* _Data for the task_:
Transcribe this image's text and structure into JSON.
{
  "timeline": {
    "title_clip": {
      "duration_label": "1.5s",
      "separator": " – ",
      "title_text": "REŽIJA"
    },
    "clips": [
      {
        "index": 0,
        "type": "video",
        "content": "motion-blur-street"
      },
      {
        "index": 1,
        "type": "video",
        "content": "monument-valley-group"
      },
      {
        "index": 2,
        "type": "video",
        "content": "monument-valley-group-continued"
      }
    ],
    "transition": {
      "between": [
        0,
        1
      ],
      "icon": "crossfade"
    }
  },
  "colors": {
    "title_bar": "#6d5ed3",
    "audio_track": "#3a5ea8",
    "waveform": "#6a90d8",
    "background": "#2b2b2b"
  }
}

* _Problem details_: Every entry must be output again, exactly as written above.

* _Written answer_:
Transcribe this image's text and structure into JSON.
{
  "timeline": {
    "title_clip": {
      "duration_label": "1.5s",
      "separator": " – ",
      "title_text": "REŽIJA"
    },
    "clips": [
      {
        "index": 0,
        "type": "video",
        "content": "motion-blur-street"
      },
      {
        "index": 1,
        "type": "video",
        "content": "monument-valley-group"
      },
      {
        "index": 2,
        "type": "video",
        "content": "monument-valley-group-continued"
      }
    ],
    "transition": {
      "between": [
        0,
        1
      ],
      "icon": "crossfade"
    }
  },
  "colors": {
    "title_bar": "#6d5ed3",
    "audio_track": "#3a5ea8",
    "waveform": "#6a90d8",
    "background": "#2b2b2b"
  }
}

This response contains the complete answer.